Solution: Huh… perhaps give parents and players a language/gore filter, but that would have to cover some substantial spoken/written dialogue and pervasive images. It just might not be something Funcom can tone down, even if it would want to.
3. Unfamiliar genre blend
A large, large majority of MMOs are fantasy, and no matter how we moan about that fact, a large, large percentage of players flock to the familiar. The Secret World is a strange blend of contemporary settings, horror, science fiction, conspiracy, and occult. Those don’t have the widespread appeal of fantasy and haven’t made significant inroads into the MMO genre yet. TSW is pioneering in several places, but it’s a tough sell for players who look at it and go, “What is this? I don’t get it.”
It’s not just the genre that blends, but the gameplay itself. The classes blend, the types of quests, the range from action to extreme puzzle-solving. It’s just not something we’ve had on the market to this point.
Solution: Honestly? Time. I firmly believe that TSW is the type of game that not only requires people to invest time into it in order to become apologists for it, and that word-of-mouth will be the most significant factor in enticing friends and others to it.
4. Unfortunate timing
The Secret World came out at one of the worst times ever for a new MMO — just weeks before Guild Wars 2. People flocked to it, were gushing about it, playing it, and then just abandoned it in droves for one of the most anticipated MMOs of the past five years. It was something we saw coming, as many people said something along the lines of “This is my tide-me-over game until GW2 comes out.”
Even though GW2 and TSW are in different genres and have different business models, they do compete for each other’s time and population. TSW simply did not have enough time to settle in and establish itself before facing a very tough fall of GW2 and plenty of expansions.
Solution: Again, time. TSW needs to survive the year, polish up, and continue monthly updates to beef up the content. Time helps to make a level playing field, and once the newness of these games wears off a bit, TSW might have a second chance at regaining or drawing new players to its fold.
5. Mismanaged marketing

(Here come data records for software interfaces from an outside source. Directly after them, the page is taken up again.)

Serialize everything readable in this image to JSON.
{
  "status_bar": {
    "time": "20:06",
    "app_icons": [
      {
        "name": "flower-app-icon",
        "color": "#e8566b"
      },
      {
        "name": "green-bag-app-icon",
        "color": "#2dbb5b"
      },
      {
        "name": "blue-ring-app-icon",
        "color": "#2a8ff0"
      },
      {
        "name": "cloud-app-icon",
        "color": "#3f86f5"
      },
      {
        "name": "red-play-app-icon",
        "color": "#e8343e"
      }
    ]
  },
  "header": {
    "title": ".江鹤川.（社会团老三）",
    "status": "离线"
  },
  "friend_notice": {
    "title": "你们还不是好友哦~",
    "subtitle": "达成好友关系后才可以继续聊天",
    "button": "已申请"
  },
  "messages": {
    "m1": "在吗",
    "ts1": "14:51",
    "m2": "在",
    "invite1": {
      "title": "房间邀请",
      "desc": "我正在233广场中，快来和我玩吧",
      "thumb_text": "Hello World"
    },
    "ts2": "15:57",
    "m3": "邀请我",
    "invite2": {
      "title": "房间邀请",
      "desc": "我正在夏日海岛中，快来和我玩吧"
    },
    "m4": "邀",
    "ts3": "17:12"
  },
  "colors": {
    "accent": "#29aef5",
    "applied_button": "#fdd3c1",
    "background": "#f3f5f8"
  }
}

TSW actually did a great job getting people all riled up about it before launch, with a huge beta and lots of press. Since then, that’s all died down, and after playing the game myself I have to say that Funcom did not market its strengths so as to draw in the types of players who would really appreciate this style of game. Nowhere did I see the studio say, “Hey, this is an adventure-RPG online!” which it actually is. It’s the first of its kind that I know of, and that’s something to trumpet. The studio’s been all over the map with marketing, and has ended up making TSW sound like every other MMO out there because of it. That needs to change.
Solution: Targeted, focused marketing. Embrace the niche and find players who are looking for horror, for contemporary settings, for adventure-style gameplay, for free-form character development. Contrast against the limitations and stifled innovation elsewhere in the field and give players a reason to root for your success.
TSW has a long ways to go, but I truly hope that it’s there for that long haul. It’s a game that I really, really hope is around years from now, because I haven’t gotten enough of it yet, and don’t anticipate doing so for a while to come.
Someone in the comments made the good point that while TSW was marketed as a conspiracy/secret societies game, it’s way more horror than anything else. I totally agree. Doesn’t make it bad, but I do wish there was more conspiracy/mythological elements in it.